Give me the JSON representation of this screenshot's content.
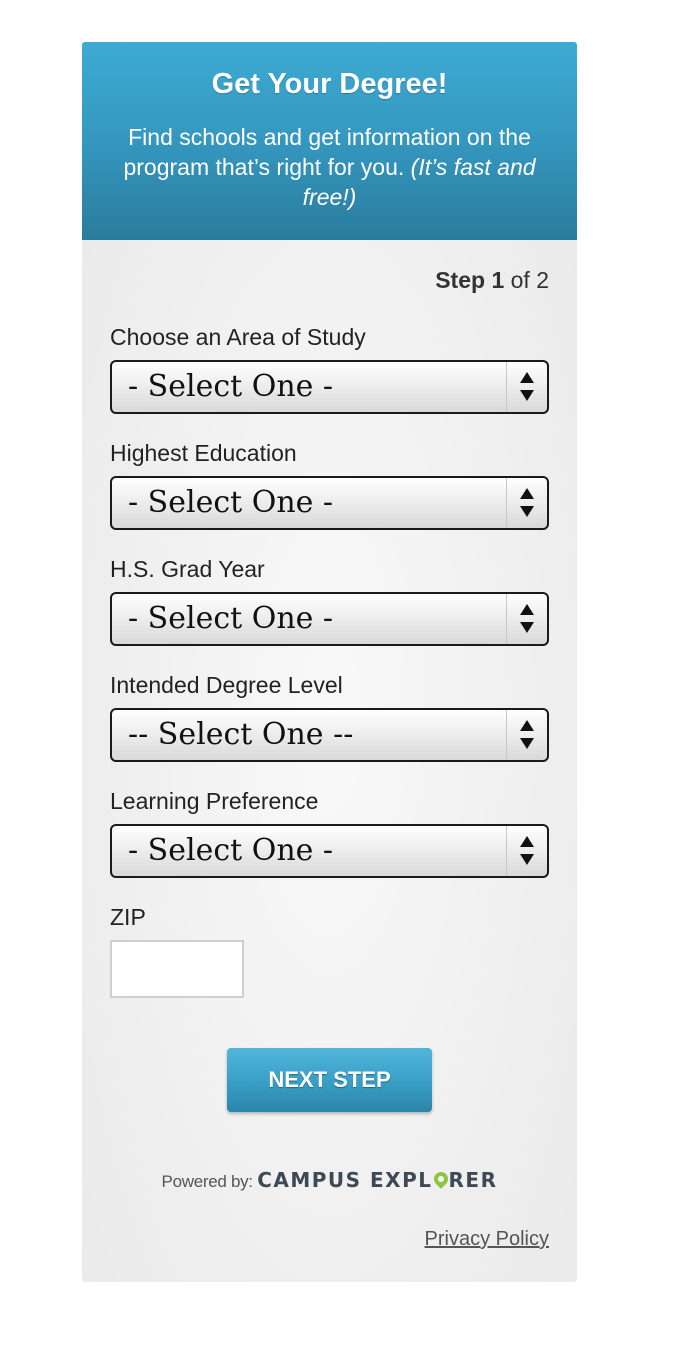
{
  "header": {
    "title": "Get Your Degree!",
    "subtitle_plain": "Find schools and get information on the program that’s right for you.",
    "subtitle_italic": "(It’s fast and free!)"
  },
  "step": {
    "label": "Step",
    "current": "1",
    "of_text": "of 2"
  },
  "fields": [
    {
      "label": "Choose an Area of Study",
      "value": "- Select One -"
    },
    {
      "label": "Highest Education",
      "value": "- Select One -"
    },
    {
      "label": "H.S. Grad Year",
      "value": "- Select One -"
    },
    {
      "label": "Intended Degree Level",
      "value": "-- Select One --"
    },
    {
      "label": "Learning Preference",
      "value": "- Select One -"
    }
  ],
  "zip": {
    "label": "ZIP",
    "value": ""
  },
  "next_button": "NEXT STEP",
  "powered": {
    "label": "Powered by:",
    "brand_part1": "CAMPUS EXPL",
    "brand_part2": "RER"
  },
  "privacy_link": "Privacy Policy",
  "colors": {
    "header_blue": "#3597bf",
    "button_blue": "#3aa0c8",
    "brand_green": "#8dc63f"
  }
}
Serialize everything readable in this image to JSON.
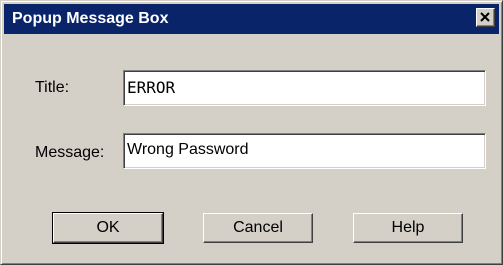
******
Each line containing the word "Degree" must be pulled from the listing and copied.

    "title": "Get Your Degree!",
      "label": "Intended Degree Level",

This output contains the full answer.